He also had a big hand in the production of their albums, providing input on recording techniques and adding additional instrumentation. In addition to his musical contributions, Ryder was also a key figure in the band's visual identity. He had a hand in selecting their clothing, which has become iconic in its own right. He also co-directed the video for 'Step On'.All in all, Paul Ryder was an integral part of the Happy Mondays. His bass playing, songwriting and production work helped shape their sound and identity, making him an integral part of their success.
Gary WhelanGary Whelan was the drummer of Happy Mondays, the iconic Madchester band.
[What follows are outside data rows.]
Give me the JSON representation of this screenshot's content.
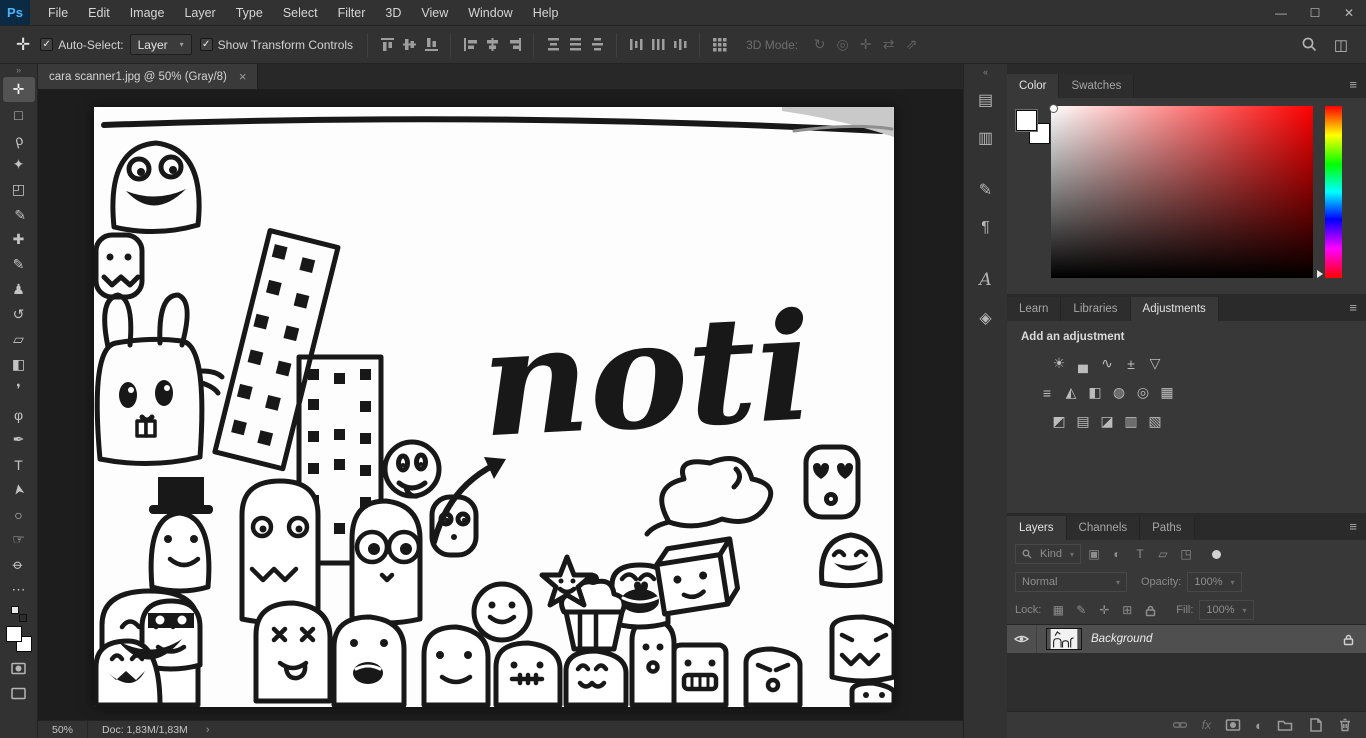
{
  "app": {
    "logo": "Ps",
    "window_controls": {
      "minimize": "—",
      "restore": "☐",
      "close": "✕"
    }
  },
  "ui": {
    "chevron_down": "▾"
  },
  "menu_bar": {
    "items": [
      "File",
      "Edit",
      "Image",
      "Layer",
      "Type",
      "Select",
      "Filter",
      "3D",
      "View",
      "Window",
      "Help"
    ]
  },
  "options_bar": {
    "tool_glyph": "✛",
    "auto_select": {
      "label": "Auto-Select:",
      "value": "Layer",
      "check": "✓"
    },
    "show_transform": {
      "label": "Show Transform Controls",
      "check": "✓"
    },
    "mode_3d": {
      "label": "3D Mode:",
      "icons": [
        {
          "name": "3d-orbit",
          "glyph": "↻"
        },
        {
          "name": "3d-roll",
          "glyph": "◎"
        },
        {
          "name": "3d-pan",
          "glyph": "✛"
        },
        {
          "name": "3d-slide",
          "glyph": "⇄"
        },
        {
          "name": "3d-scale",
          "glyph": "⇗"
        }
      ]
    },
    "workspace_glyph": "◫"
  },
  "toolbar": {
    "collapse_glyph": "»",
    "tools": [
      {
        "name": "move-tool",
        "glyph": "✛",
        "selected": true
      },
      {
        "name": "rectangular-marquee-tool",
        "glyph": "□"
      },
      {
        "name": "lasso-tool",
        "glyph": "ρ"
      },
      {
        "name": "quick-selection-tool",
        "glyph": "✦"
      },
      {
        "name": "crop-tool",
        "glyph": "◰"
      },
      {
        "name": "eyedropper-tool",
        "glyph": "✐"
      },
      {
        "name": "spot-healing-brush-tool",
        "glyph": "✚"
      },
      {
        "name": "brush-tool",
        "glyph": "✎"
      },
      {
        "name": "clone-stamp-tool",
        "glyph": "♟"
      },
      {
        "name": "history-brush-tool",
        "glyph": "↺"
      },
      {
        "name": "eraser-tool",
        "glyph": "▱"
      },
      {
        "name": "gradient-tool",
        "glyph": "◧"
      },
      {
        "name": "blur-tool",
        "glyph": "❜"
      },
      {
        "name": "dodge-tool",
        "glyph": "φ"
      },
      {
        "name": "pen-tool",
        "glyph": "✒"
      },
      {
        "name": "type-tool",
        "glyph": "T"
      },
      {
        "name": "path-selection-tool",
        "glyph": "➤"
      },
      {
        "name": "ellipse-tool",
        "glyph": "○"
      },
      {
        "name": "hand-tool",
        "glyph": "☞"
      },
      {
        "name": "zoom-tool",
        "glyph": "⌀"
      },
      {
        "name": "edit-toolbar",
        "glyph": "⋯"
      }
    ]
  },
  "document": {
    "tab_title": "cara scanner1.jpg @ 50% (Gray/8)",
    "tab_close": "×",
    "artwork_text": "noti",
    "status": {
      "zoom": "50%",
      "doc_size": "Doc: 1,83M/1,83M",
      "chevron": "›"
    }
  },
  "panel_strip": {
    "collapse_glyph": "«",
    "icons": [
      {
        "name": "properties-panel",
        "glyph": "▤"
      },
      {
        "name": "swatches-panel",
        "glyph": "▥"
      },
      {
        "name": "brush-settings-panel",
        "glyph": "✎"
      },
      {
        "name": "paragraph-panel",
        "glyph": "¶"
      },
      {
        "name": "character-panel",
        "glyph": "A"
      },
      {
        "name": "3d-panel",
        "glyph": "◈"
      }
    ]
  },
  "panels": {
    "menu_glyph": "≡",
    "color": {
      "tabs": [
        "Color",
        "Swatches"
      ],
      "active_tab": "Color"
    },
    "adjustments": {
      "tabs": [
        "Learn",
        "Libraries",
        "Adjustments"
      ],
      "active_tab": "Adjustments",
      "header": "Add an adjustment",
      "rows": [
        [
          {
            "name": "brightness-contrast",
            "glyph": "☀"
          },
          {
            "name": "levels",
            "glyph": "▄"
          },
          {
            "name": "curves",
            "glyph": "∿"
          },
          {
            "name": "exposure",
            "glyph": "±"
          },
          {
            "name": "vibrance",
            "glyph": "▽"
          }
        ],
        [
          {
            "name": "hue-saturation",
            "glyph": "≡"
          },
          {
            "name": "color-balance",
            "glyph": "◭"
          },
          {
            "name": "black-and-white",
            "glyph": "◧"
          },
          {
            "name": "photo-filter",
            "glyph": "◍"
          },
          {
            "name": "channel-mixer",
            "glyph": "◎"
          },
          {
            "name": "color-lookup",
            "glyph": "▦"
          }
        ],
        [
          {
            "name": "invert",
            "glyph": "◩"
          },
          {
            "name": "posterize",
            "glyph": "▤"
          },
          {
            "name": "threshold",
            "glyph": "◪"
          },
          {
            "name": "gradient-map",
            "glyph": "▥"
          },
          {
            "name": "selective-color",
            "glyph": "▧"
          }
        ]
      ]
    },
    "layers": {
      "tabs": [
        "Layers",
        "Channels",
        "Paths"
      ],
      "active_tab": "Layers",
      "filter_label": "Kind",
      "filter_icons": [
        {
          "name": "filter-pixel-layers",
          "glyph": "▣"
        },
        {
          "name": "filter-adjustment-layers",
          "glyph": "◐"
        },
        {
          "name": "filter-type-layers",
          "glyph": "T"
        },
        {
          "name": "filter-shape-layers",
          "glyph": "▱"
        },
        {
          "name": "filter-smart-objects",
          "glyph": "◳"
        }
      ],
      "blend_mode": "Normal",
      "opacity_label": "Opacity:",
      "opacity_value": "100%",
      "lock_label": "Lock:",
      "lock_icons": [
        {
          "name": "lock-transparency",
          "glyph": "▦"
        },
        {
          "name": "lock-pixels",
          "glyph": "✎"
        },
        {
          "name": "lock-position",
          "glyph": "✛"
        },
        {
          "name": "lock-artboard",
          "glyph": "⊞"
        }
      ],
      "fill_label": "Fill:",
      "fill_value": "100%",
      "fx_label": "fx",
      "layers": [
        {
          "name": "Background"
        }
      ]
    }
  }
}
His dynamic and energetic playing style was a core component of the band's sound, and he often improvised during live performances. Whelan's distinctive drumming was credited with helping to define the Happy Mondays' sound, which has had an influence on generations of Madchester bands. Whelan was one of the original members of the group, and his style of drumming was a crucial part of their early songs. He also contributed to the songwriting, writing or co-writing several songs on their first album, Squirrel and G-Man Twenty Four Hour Party People Plastic Face Carnt Smile (White Out).In addition to his role as a drummer, Whelan also acted as a backing vocalist for the band, providing harmonies and support for lead singer Shaun Ryder. He is also known for his use of percussion instruments such as tambourines and shakers to add flavor to the band's sound. Whelan left the band in 1992 and has since pursued a solo career.
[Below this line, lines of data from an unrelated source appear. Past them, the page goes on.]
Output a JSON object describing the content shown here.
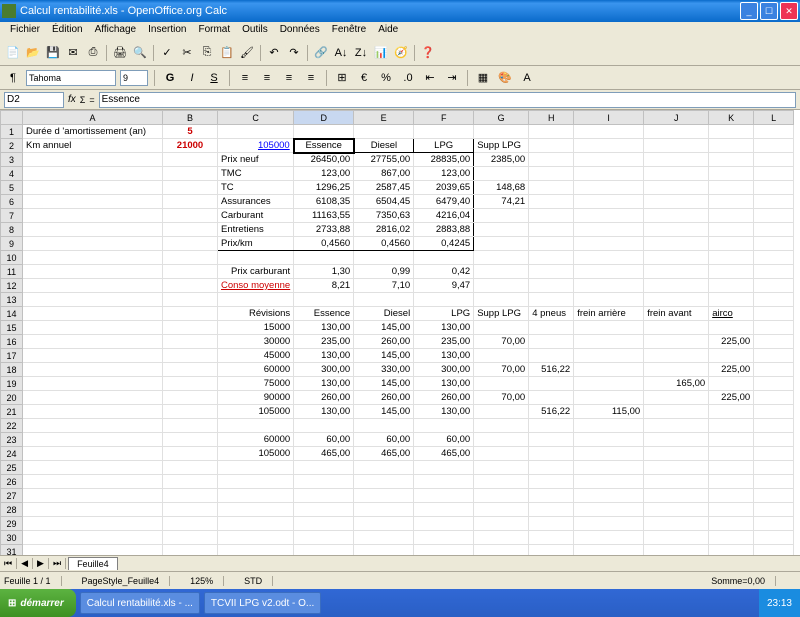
{
  "window": {
    "title": "Calcul rentabilité.xls - OpenOffice.org Calc"
  },
  "menu": [
    "Fichier",
    "Édition",
    "Affichage",
    "Insertion",
    "Format",
    "Outils",
    "Données",
    "Fenêtre",
    "Aide"
  ],
  "font": {
    "name": "Tahoma",
    "size": "9"
  },
  "cellref": "D2",
  "formula": "Essence",
  "cols": [
    "",
    "A",
    "B",
    "C",
    "D",
    "E",
    "F",
    "G",
    "H",
    "I",
    "J",
    "K",
    "L"
  ],
  "r1": {
    "a": "Durée d 'amortissement (an)",
    "b": "5"
  },
  "r2": {
    "a": "Km annuel",
    "b": "21000",
    "c": "105000",
    "d": "Essence",
    "e": "Diesel",
    "f": "LPG",
    "g": "Supp LPG"
  },
  "r3": {
    "c": "Prix neuf",
    "d": "26450,00",
    "e": "27755,00",
    "f": "28835,00",
    "g": "2385,00"
  },
  "r4": {
    "c": "TMC",
    "d": "123,00",
    "e": "867,00",
    "f": "123,00"
  },
  "r5": {
    "c": "TC",
    "d": "1296,25",
    "e": "2587,45",
    "f": "2039,65",
    "g": "148,68"
  },
  "r6": {
    "c": "Assurances",
    "d": "6108,35",
    "e": "6504,45",
    "f": "6479,40",
    "g": "74,21"
  },
  "r7": {
    "c": "Carburant",
    "d": "11163,55",
    "e": "7350,63",
    "f": "4216,04"
  },
  "r8": {
    "c": "Entretiens",
    "d": "2733,88",
    "e": "2816,02",
    "f": "2883,88"
  },
  "r9": {
    "c": "Prix/km",
    "d": "0,4560",
    "e": "0,4560",
    "f": "0,4245"
  },
  "r11": {
    "c": "Prix carburant",
    "d": "1,30",
    "e": "0,99",
    "f": "0,42"
  },
  "r12": {
    "c": "Conso moyenne",
    "d": "8,21",
    "e": "7,10",
    "f": "9,47"
  },
  "r14": {
    "c": "Révisions",
    "d": "Essence",
    "e": "Diesel",
    "f": "LPG",
    "g": "Supp LPG",
    "h": "4 pneus",
    "i": "frein arrière",
    "j": "frein avant",
    "k": "airco"
  },
  "rev": [
    {
      "c": "15000",
      "d": "130,00",
      "e": "145,00",
      "f": "130,00"
    },
    {
      "c": "30000",
      "d": "235,00",
      "e": "260,00",
      "f": "235,00",
      "g": "70,00",
      "k": "225,00"
    },
    {
      "c": "45000",
      "d": "130,00",
      "e": "145,00",
      "f": "130,00"
    },
    {
      "c": "60000",
      "d": "300,00",
      "e": "330,00",
      "f": "300,00",
      "g": "70,00",
      "h": "516,22",
      "k": "225,00"
    },
    {
      "c": "75000",
      "d": "130,00",
      "e": "145,00",
      "f": "130,00",
      "j": "165,00"
    },
    {
      "c": "90000",
      "d": "260,00",
      "e": "260,00",
      "f": "260,00",
      "g": "70,00",
      "k": "225,00"
    },
    {
      "c": "105000",
      "d": "130,00",
      "e": "145,00",
      "f": "130,00",
      "h": "516,22",
      "i": "115,00"
    }
  ],
  "tot": [
    {
      "c": "60000",
      "d": "60,00",
      "e": "60,00",
      "f": "60,00"
    },
    {
      "c": "105000",
      "d": "465,00",
      "e": "465,00",
      "f": "465,00"
    }
  ],
  "sheet": "Feuille4",
  "status": {
    "pos": "Feuille 1 / 1",
    "style": "PageStyle_Feuille4",
    "zoom": "125%",
    "std": "STD",
    "sum": "Somme=0,00"
  },
  "taskbar": {
    "start": "démarrer",
    "apps": [
      "Calcul rentabilité.xls - ...",
      "TCVII LPG v2.odt - O..."
    ],
    "time": "23:13"
  },
  "chart_data": {
    "type": "table",
    "title": "Calcul rentabilité",
    "amortissement_an": 5,
    "km_annuel": 21000,
    "km_total": 105000,
    "cost_breakdown": {
      "columns": [
        "Essence",
        "Diesel",
        "LPG",
        "Supp LPG"
      ],
      "rows": [
        {
          "label": "Prix neuf",
          "values": [
            26450.0,
            27755.0,
            28835.0,
            2385.0
          ]
        },
        {
          "label": "TMC",
          "values": [
            123.0,
            867.0,
            123.0,
            null
          ]
        },
        {
          "label": "TC",
          "values": [
            1296.25,
            2587.45,
            2039.65,
            148.68
          ]
        },
        {
          "label": "Assurances",
          "values": [
            6108.35,
            6504.45,
            6479.4,
            74.21
          ]
        },
        {
          "label": "Carburant",
          "values": [
            11163.55,
            7350.63,
            4216.04,
            null
          ]
        },
        {
          "label": "Entretiens",
          "values": [
            2733.88,
            2816.02,
            2883.88,
            null
          ]
        },
        {
          "label": "Prix/km",
          "values": [
            0.456,
            0.456,
            0.4245,
            null
          ]
        }
      ]
    },
    "fuel": {
      "prix_carburant": [
        1.3,
        0.99,
        0.42
      ],
      "conso_moyenne": [
        8.21,
        7.1,
        9.47
      ]
    },
    "revisions": {
      "columns": [
        "Révisions",
        "Essence",
        "Diesel",
        "LPG",
        "Supp LPG",
        "4 pneus",
        "frein arrière",
        "frein avant",
        "airco"
      ],
      "data": [
        [
          15000,
          130,
          145,
          130,
          null,
          null,
          null,
          null,
          null
        ],
        [
          30000,
          235,
          260,
          235,
          70,
          null,
          null,
          null,
          225
        ],
        [
          45000,
          130,
          145,
          130,
          null,
          null,
          null,
          null,
          null
        ],
        [
          60000,
          300,
          330,
          300,
          70,
          516.22,
          null,
          null,
          225
        ],
        [
          75000,
          130,
          145,
          130,
          null,
          null,
          null,
          165,
          null
        ],
        [
          90000,
          260,
          260,
          260,
          70,
          null,
          null,
          null,
          225
        ],
        [
          105000,
          130,
          145,
          130,
          null,
          516.22,
          115,
          null,
          null
        ]
      ],
      "totals": [
        [
          60000,
          60,
          60,
          60
        ],
        [
          105000,
          465,
          465,
          465
        ]
      ]
    }
  }
}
He has released two solo albums, Drummin' Up a Storm and Soulful Grooves. He continues to perform live with various artists, including the reformed Happy Mondays.
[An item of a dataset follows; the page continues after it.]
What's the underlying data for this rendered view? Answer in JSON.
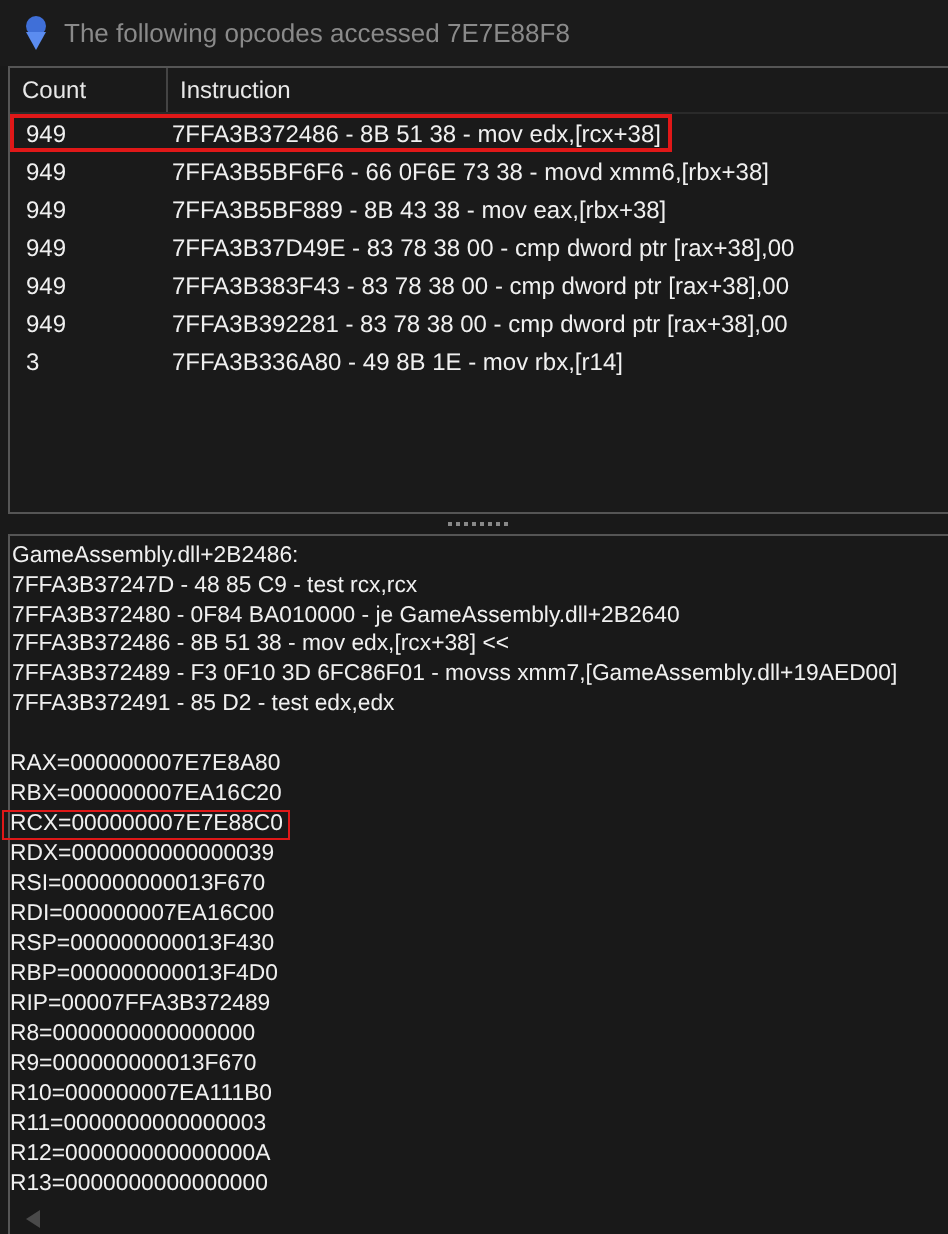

Shaun RyderShaun Ryder was the frontman and lead vocalist for the band Happy Mondays. He was also responsible for the songwriting on most of their songs, including iconic tracks such as “Step On” and “Kinky Afro”. Ryder's influence on the band was undeniable, with his powerful presence and unique style helping to define their sound and image. Ryder's vocal style was a mix of punk and funk, with his gruff voice often being compared to that of Iggy Pop.
He often sang in a half-spoken style, which was heavily influenced by rap music. His lyrics were often laced with humor and social commentary, and he was known for his ability to create unique song structures and melodies. Ryder was also credited as the main driving force behind the band's success, as he provided the focus for their music. He was a tireless promoter, constantly pushing the band in new directions. He also had a great sense of humor, which he used to great effect in his lyrics and interviews. Shaun Ryder's legacy as the frontman and leader of Happy Mondays will never be forgotten, and his influence on the Madchester scene will continue to be felt for years to come. The members of Happy Mondays, Shaun Ryder, Paul Davis, Gary Whelan, Mark Day, Paul Ryder and Bez, were essential to creating the band's unique sound and achieving success.
Their blend of musical styles has inspired countless other artists and helped define Madchester as a genre. Shaun Ryder's enigmatic lyrics, along with the rest of the group's musical contributions, helped propel the group to the top of the charts. Paul Davis' basslines were integral to their sound and were often a driving force behind their songs. Mark Day's guitar playing was an important part of the band's sound and provided a counterpoint to Shaun Ryder's vocals. Paul Ryder's keyboards provided the band with its unique sound and helped create some of their most memorable hits.
Finally, Bez's dancing and percussion added a unique flair to their performances.